First choice is most preferred one by “humans”  ie., to raise your index finger and confidently point straight to XSS and do nothing about it :-).

Second choice is, do something to mitigate the attack. The action items are listed below to boost your defense.

  1. Set character encoding. (a) Start with your Web Server (if you have access), (b) Set meta tags right below the <head> tag of your web documents (e.g <META HTTP-EQUIV="Content-Type" CONTENT="text/html; charset=ISO-8859-1"> ), (c) Set @charset at the top of your stylesheets (e.g @charset “Windows-1251”;) & (d) Set in xml document tag
  2. If you have access to the application code SANITIZE IT !. Start by validating all your input data of your application, while doing so look and filter the special characters of HTML. For instance, to validate phone number fields,  do not allow alphabetical or special characters, if you have to, then device your filter to look for expected input. Filtering also should be done before output generation.
  3. If you need special characters to be used in your code,  then you should always consider encoding them ( for instance replacing the special character with HTML entity or ISO Latin-1 code is one type of encoding)

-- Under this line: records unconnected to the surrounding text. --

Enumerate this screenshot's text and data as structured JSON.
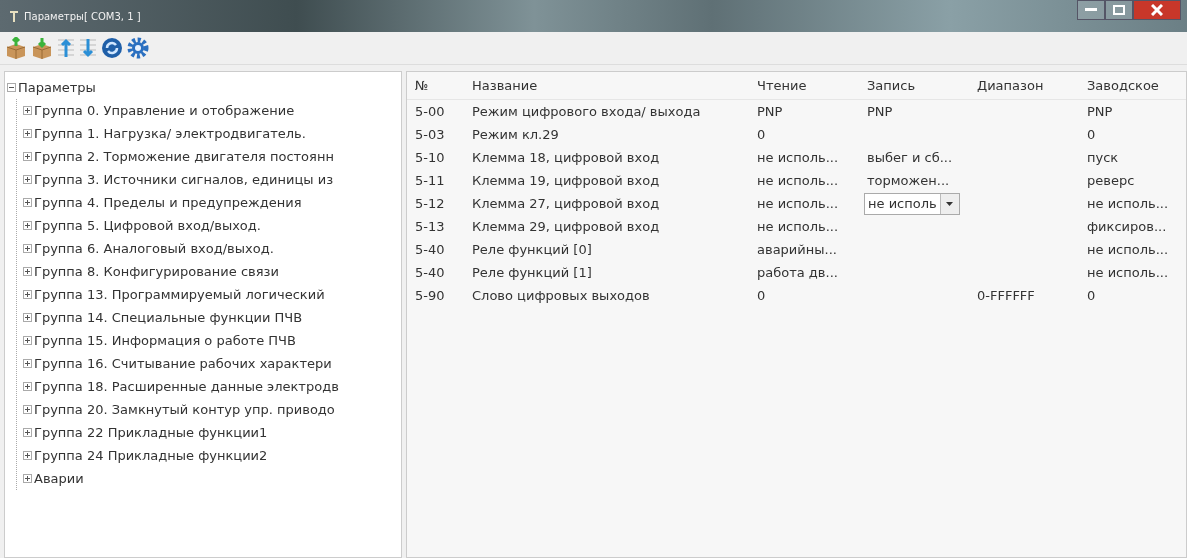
{
  "window": {
    "title": "Параметры[ COM3, 1 ]"
  },
  "tree": {
    "label": "Параметры",
    "expanded": true,
    "children": [
      {
        "label": "Группа 0. Управление и отображение",
        "expanded": false
      },
      {
        "label": "Группа 1. Нагрузка/ электродвигатель.",
        "expanded": false
      },
      {
        "label": "Группа 2. Торможение двигателя постоянн",
        "expanded": false
      },
      {
        "label": "Группа 3. Источники сигналов, единицы из",
        "expanded": false
      },
      {
        "label": "Группа 4. Пределы и предупреждения",
        "expanded": false
      },
      {
        "label": "Группа 5. Цифровой вход/выход.",
        "expanded": false
      },
      {
        "label": "Группа 6. Аналоговый вход/выход.",
        "expanded": false
      },
      {
        "label": "Группа 8. Конфигурирование связи",
        "expanded": false
      },
      {
        "label": "Группа 13. Программируемый логический",
        "expanded": false
      },
      {
        "label": "Группа 14. Специальные функции ПЧВ",
        "expanded": false
      },
      {
        "label": "Группа 15. Информация о работе ПЧВ",
        "expanded": false
      },
      {
        "label": "Группа 16. Считывание рабочих характери",
        "expanded": false
      },
      {
        "label": "Группа 18. Расширенные данные электродв",
        "expanded": false
      },
      {
        "label": "Группа 20. Замкнутый контур упр. приводо",
        "expanded": false
      },
      {
        "label": "Группа 22 Прикладные функции1",
        "expanded": false
      },
      {
        "label": "Группа 24 Прикладные функции2",
        "expanded": false
      },
      {
        "label": "Аварии",
        "expanded": false
      }
    ]
  },
  "table": {
    "columns": [
      "№",
      "Название",
      "Чтение",
      "Запись",
      "Диапазон",
      "Заводское"
    ],
    "rows": [
      {
        "number": "5-00",
        "name": "Режим цифрового входа/ выхода",
        "read": "PNP",
        "write": "PNP",
        "default": "PNP",
        "editing": false
      },
      {
        "number": "5-03",
        "name": "Режим кл.29",
        "read": "0",
        "default": "0",
        "editing": false
      },
      {
        "number": "5-10",
        "name": "Клемма 18, цифровой вход",
        "read": "не исполь...",
        "write": "выбег и сб...",
        "default": "пуск",
        "editing": false
      },
      {
        "number": "5-11",
        "name": "Клемма 19, цифровой вход",
        "read": "не исполь...",
        "write": "торможен...",
        "default": "реверс",
        "editing": false
      },
      {
        "number": "5-12",
        "name": "Клемма 27, цифровой вход",
        "read": "не исполь...",
        "write": "не исполь",
        "default": "не исполь...",
        "editing": true
      },
      {
        "number": "5-13",
        "name": "Клемма 29, цифровой вход",
        "read": "не исполь...",
        "default": "фиксиров...",
        "editing": false
      },
      {
        "number": "5-40",
        "name": "Реле функций [0]",
        "read": "аварийны...",
        "default": "не исполь...",
        "editing": false
      },
      {
        "number": "5-40",
        "name": "Реле функций [1]",
        "read": "работа дв...",
        "default": "не исполь...",
        "editing": false
      },
      {
        "number": "5-90",
        "name": "Слово цифровых выходов",
        "read": "0",
        "range": "0-FFFFFF",
        "default": "0",
        "editing": false
      }
    ]
  }
}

  4. “Cookies” 🙂 not only spoils your health, but also your application. If you still want to use cookie, then protect it with “HttpOnly” attribute.
  5. There is this famous quote by M.K.Gandhi “We must become the change we wish to see in the world”, if you apply the same to our security context, unless you start a secure coding practice no tool can protect you. Not even any Web Application Firewalls. It was demonstrated in OWASP Europe 2009 presentation, that Web Application Firewalls can be hacked by using our beloved XSS.